Roni Sassover, the founder of the Parents for Tradition forum and a candidate in the previous Knesset election for the Yamina party, said at the protest: “Don’t mess with our children. How have we lost control over what goes on in schools?”
“We didn’t expect it,” admits Peled. “We chose to live in Herzliya because it is a city that has certain values, and all in all that’s the situation. Most of the people who came to the demonstration don’t even live in the city. In general, we received very warm responses from the community where we live.”
Schools rarely have to deal with gender transition cases for elementary school age children; the issue usually arises in middle and high school. According to the Education Ministry, professional teams from its psychological counselling service are involved in every request on the part of the school or the parents of a child undergoing the transition process, and aid in building a program for counselling the child.
The Education Ministry also budgets – through a call for proposals – for meetings with LGBTQ community organizations that educate towards tolerance and acceptance, and schools with transgender students often make use of them to hold meetings with teachers and students on the matter.
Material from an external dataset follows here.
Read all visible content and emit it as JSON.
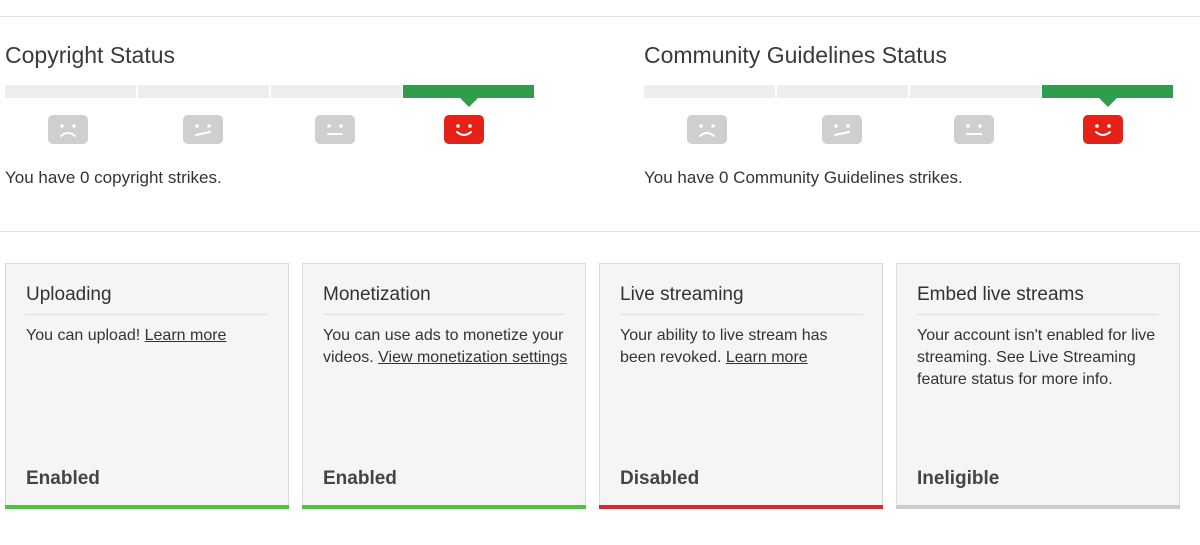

The ministry says that despite claims made at the Herzliya protest, students are only informed of their classmate’s transition after professional staff have studied the specific case and reached the conclusion that the child is ready for it.
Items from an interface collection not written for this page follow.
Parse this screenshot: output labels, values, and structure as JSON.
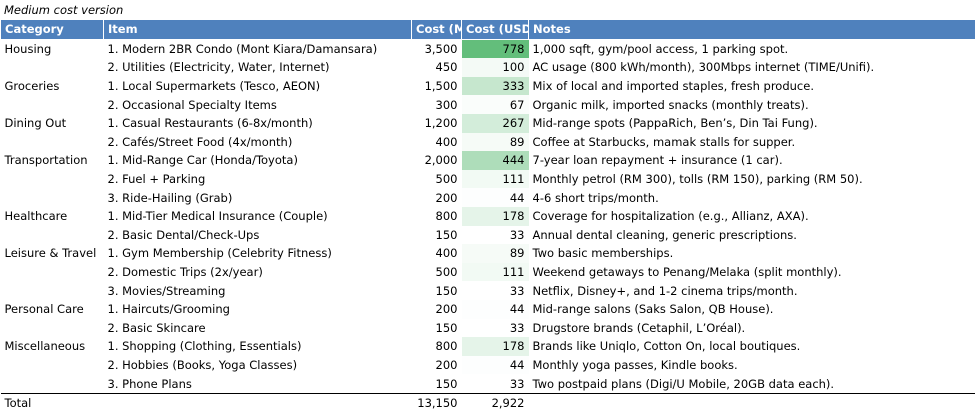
{
  "caption": "Medium cost version",
  "headers": [
    "Category",
    "Item",
    "Cost (MYR)",
    "Cost (USD)",
    "Notes"
  ],
  "rows": [
    {
      "category": "Housing",
      "item": "1. Modern 2BR Condo (Mont Kiara/Damansara)",
      "myr": "3,500",
      "usd": "778",
      "usd_value": 778,
      "notes": "1,000 sqft, gym/pool access, 1 parking spot."
    },
    {
      "category": "",
      "item": "2. Utilities (Electricity, Water, Internet)",
      "myr": "450",
      "usd": "100",
      "usd_value": 100,
      "notes": "AC usage (800 kWh/month), 300Mbps internet (TIME/Unifi)."
    },
    {
      "category": "Groceries",
      "item": "1. Local Supermarkets (Tesco, AEON)",
      "myr": "1,500",
      "usd": "333",
      "usd_value": 333,
      "notes": "Mix of local and imported staples, fresh produce."
    },
    {
      "category": "",
      "item": "2. Occasional Specialty Items",
      "myr": "300",
      "usd": "67",
      "usd_value": 67,
      "notes": "Organic milk, imported snacks (monthly treats)."
    },
    {
      "category": "Dining Out",
      "item": "1. Casual Restaurants (6-8x/month)",
      "myr": "1,200",
      "usd": "267",
      "usd_value": 267,
      "notes": "Mid-range spots (PappaRich, Ben’s, Din Tai Fung)."
    },
    {
      "category": "",
      "item": "2. Cafés/Street Food (4x/month)",
      "myr": "400",
      "usd": "89",
      "usd_value": 89,
      "notes": "Coffee at Starbucks, mamak stalls for supper."
    },
    {
      "category": "Transportation",
      "item": "1. Mid-Range Car (Honda/Toyota)",
      "myr": "2,000",
      "usd": "444",
      "usd_value": 444,
      "notes": "7-year loan repayment + insurance (1 car)."
    },
    {
      "category": "",
      "item": "2. Fuel + Parking",
      "myr": "500",
      "usd": "111",
      "usd_value": 111,
      "notes": "Monthly petrol (RM 300), tolls (RM 150), parking (RM 50)."
    },
    {
      "category": "",
      "item": "3. Ride-Hailing (Grab)",
      "myr": "200",
      "usd": "44",
      "usd_value": 44,
      "notes": "4-6 short trips/month."
    },
    {
      "category": "Healthcare",
      "item": "1. Mid-Tier Medical Insurance (Couple)",
      "myr": "800",
      "usd": "178",
      "usd_value": 178,
      "notes": "Coverage for hospitalization (e.g., Allianz, AXA)."
    },
    {
      "category": "",
      "item": "2. Basic Dental/Check-Ups",
      "myr": "150",
      "usd": "33",
      "usd_value": 33,
      "notes": "Annual dental cleaning, generic prescriptions."
    },
    {
      "category": "Leisure & Travel",
      "item": "1. Gym Membership (Celebrity Fitness)",
      "myr": "400",
      "usd": "89",
      "usd_value": 89,
      "notes": "Two basic memberships."
    },
    {
      "category": "",
      "item": "2. Domestic Trips (2x/year)",
      "myr": "500",
      "usd": "111",
      "usd_value": 111,
      "notes": "Weekend getaways to Penang/Melaka (split monthly)."
    },
    {
      "category": "",
      "item": "3. Movies/Streaming",
      "myr": "150",
      "usd": "33",
      "usd_value": 33,
      "notes": "Netflix, Disney+, and 1-2 cinema trips/month."
    },
    {
      "category": "Personal Care",
      "item": "1. Haircuts/Grooming",
      "myr": "200",
      "usd": "44",
      "usd_value": 44,
      "notes": "Mid-range salons (Saks Salon, QB House)."
    },
    {
      "category": "",
      "item": "2. Basic Skincare",
      "myr": "150",
      "usd": "33",
      "usd_value": 33,
      "notes": "Drugstore brands (Cetaphil, L’Oréal)."
    },
    {
      "category": "Miscellaneous",
      "item": "1. Shopping (Clothing, Essentials)",
      "myr": "800",
      "usd": "178",
      "usd_value": 178,
      "notes": "Brands like Uniqlo, Cotton On, local boutiques."
    },
    {
      "category": "",
      "item": "2. Hobbies (Books, Yoga Classes)",
      "myr": "200",
      "usd": "44",
      "usd_value": 44,
      "notes": "Monthly yoga passes, Kindle books."
    },
    {
      "category": "",
      "item": "3. Phone Plans",
      "myr": "150",
      "usd": "33",
      "usd_value": 33,
      "notes": "Two postpaid plans (Digi/U Mobile, 20GB data each)."
    }
  ],
  "total": {
    "label": "Total",
    "myr": "13,150",
    "usd": "2,922"
  },
  "colors": {
    "header_bg": "#4f81bd",
    "header_text": "#ffffff",
    "scale_max": "#63be7b",
    "scale_min": "#ffffff"
  }
}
LGBTQ organizations say the support the Education Ministry provided the students with is important, but is far from sufficient. “The Education Ministry gets involved when the school or parents ask it to, but does not take any unequivocal actions when conflict arises,” says Rotem Sorek, the director of the Maavarim – Israeli Transgender Community organization. When the process is met with understanding on the part of the child’s parents and educational staff, the Education Ministry provides the schools with tools that help in the process of acceptance, she says. It becomes much more complicated, though, when the parents or school staff expresses opposition to the process. “In the end, if someone – whether it is the parents of staff – says ‘no,’ the Education Ministry will not fight it,” Sorek adds.
Sorek gives the example of a student at a school in central Israel who underwent a gender confirmation process and asked the school staff to use the proper pronouns for him. The student’s parents expressed their opposition, and in the end the Education Ministry told the school staff to listen to the parents and ignore the teenager’s wishes. “The teachers were forced to abuse the child against their own wishes,” says Sorek. “This matter is not standardized.”
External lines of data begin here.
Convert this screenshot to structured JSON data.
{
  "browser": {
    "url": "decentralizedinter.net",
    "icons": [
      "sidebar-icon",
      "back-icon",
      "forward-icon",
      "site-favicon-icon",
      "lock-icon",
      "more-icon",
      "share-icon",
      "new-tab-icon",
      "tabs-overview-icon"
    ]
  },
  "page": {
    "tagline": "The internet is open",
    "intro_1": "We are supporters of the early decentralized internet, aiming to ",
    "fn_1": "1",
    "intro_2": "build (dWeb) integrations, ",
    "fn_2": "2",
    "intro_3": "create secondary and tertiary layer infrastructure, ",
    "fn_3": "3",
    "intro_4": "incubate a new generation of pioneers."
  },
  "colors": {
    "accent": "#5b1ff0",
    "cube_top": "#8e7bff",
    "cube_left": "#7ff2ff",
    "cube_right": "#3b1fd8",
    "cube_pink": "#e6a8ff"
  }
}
Standardizing the matter – such as using proper pronouns and handling sensitive situations such as gym class or sleeping arrangements on school trips – has been stalled at the Education Ministry for years, with no progress in sight. Over four years ago, during former Prime Minister Naftali Bennett’s term as education minister, the ministry’s psychological service began writing guidelines for how to treat LGBTQ students in school. The guidelines were never released, and the Education Ministry blamed the delay on technical reasons.
LGBTQ organizations who had been awaiting the guidelines had their hopes reawakened in March, when ministry representatives told the Knesset that the document would be released soon. Since then, though, there has been no progress – and the LGBTQ organizations fear that it has once again been postponed. “They’ve talking about it for years, and it still hasn’t come out,” says Sorek. “They promise us that it’s on the way, and in the meantime, it’s not happening.”